▶ **WHAT TO PRODUCE**
Check each line of the material below for "delete" and copy those where it appears.

▶ **TASK DATA**
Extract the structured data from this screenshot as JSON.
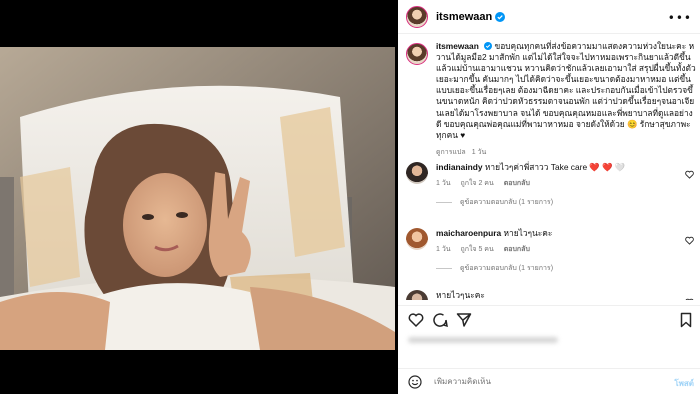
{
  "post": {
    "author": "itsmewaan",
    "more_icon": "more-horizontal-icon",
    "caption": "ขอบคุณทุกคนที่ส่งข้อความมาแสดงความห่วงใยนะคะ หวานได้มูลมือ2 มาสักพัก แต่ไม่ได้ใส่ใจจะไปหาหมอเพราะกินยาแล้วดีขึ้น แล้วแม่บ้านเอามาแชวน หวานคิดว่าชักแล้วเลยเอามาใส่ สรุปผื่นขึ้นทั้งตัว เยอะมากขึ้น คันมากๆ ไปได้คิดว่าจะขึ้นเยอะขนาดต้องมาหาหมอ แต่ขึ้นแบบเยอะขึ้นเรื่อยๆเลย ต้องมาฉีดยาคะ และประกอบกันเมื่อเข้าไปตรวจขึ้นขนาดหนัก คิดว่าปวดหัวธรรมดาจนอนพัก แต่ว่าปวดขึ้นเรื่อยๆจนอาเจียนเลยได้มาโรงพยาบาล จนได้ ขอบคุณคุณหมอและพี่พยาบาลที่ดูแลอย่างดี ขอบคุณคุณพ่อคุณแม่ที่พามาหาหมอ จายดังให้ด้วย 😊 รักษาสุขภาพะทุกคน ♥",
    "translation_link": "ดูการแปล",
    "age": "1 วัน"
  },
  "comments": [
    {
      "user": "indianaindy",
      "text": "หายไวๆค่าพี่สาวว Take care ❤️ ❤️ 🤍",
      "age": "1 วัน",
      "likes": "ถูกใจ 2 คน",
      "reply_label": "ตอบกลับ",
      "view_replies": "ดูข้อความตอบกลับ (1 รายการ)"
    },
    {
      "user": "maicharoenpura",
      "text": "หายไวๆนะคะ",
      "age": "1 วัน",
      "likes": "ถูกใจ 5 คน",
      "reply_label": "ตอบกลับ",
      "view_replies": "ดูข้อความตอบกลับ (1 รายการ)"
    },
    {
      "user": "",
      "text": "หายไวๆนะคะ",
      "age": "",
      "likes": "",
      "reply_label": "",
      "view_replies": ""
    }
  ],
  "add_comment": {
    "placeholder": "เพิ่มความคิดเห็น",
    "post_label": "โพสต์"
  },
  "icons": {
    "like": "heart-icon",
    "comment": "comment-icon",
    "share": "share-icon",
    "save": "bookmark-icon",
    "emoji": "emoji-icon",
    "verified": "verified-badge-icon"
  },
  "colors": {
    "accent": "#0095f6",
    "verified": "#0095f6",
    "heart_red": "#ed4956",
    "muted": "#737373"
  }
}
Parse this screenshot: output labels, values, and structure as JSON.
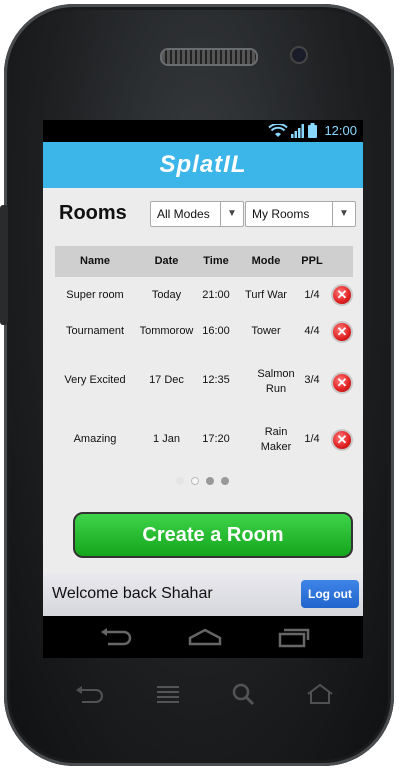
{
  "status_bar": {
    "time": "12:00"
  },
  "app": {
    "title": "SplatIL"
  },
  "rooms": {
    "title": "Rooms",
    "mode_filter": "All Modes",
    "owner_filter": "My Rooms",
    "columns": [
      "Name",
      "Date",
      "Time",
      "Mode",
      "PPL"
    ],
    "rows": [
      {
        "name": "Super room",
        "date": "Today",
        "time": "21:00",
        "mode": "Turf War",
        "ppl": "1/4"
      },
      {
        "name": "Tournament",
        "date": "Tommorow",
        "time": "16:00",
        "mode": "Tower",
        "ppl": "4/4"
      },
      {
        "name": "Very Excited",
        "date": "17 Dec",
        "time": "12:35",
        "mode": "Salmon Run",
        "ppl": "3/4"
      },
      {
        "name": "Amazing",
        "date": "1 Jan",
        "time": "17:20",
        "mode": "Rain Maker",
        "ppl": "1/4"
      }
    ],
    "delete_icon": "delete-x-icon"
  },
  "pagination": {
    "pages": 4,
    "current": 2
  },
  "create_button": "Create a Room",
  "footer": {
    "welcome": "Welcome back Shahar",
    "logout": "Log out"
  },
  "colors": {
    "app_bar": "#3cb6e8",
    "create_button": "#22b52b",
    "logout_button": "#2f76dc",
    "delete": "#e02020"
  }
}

▶ **ANSWER AREA**
    "delete_icon": "delete-x-icon"
    "delete": "#e02020"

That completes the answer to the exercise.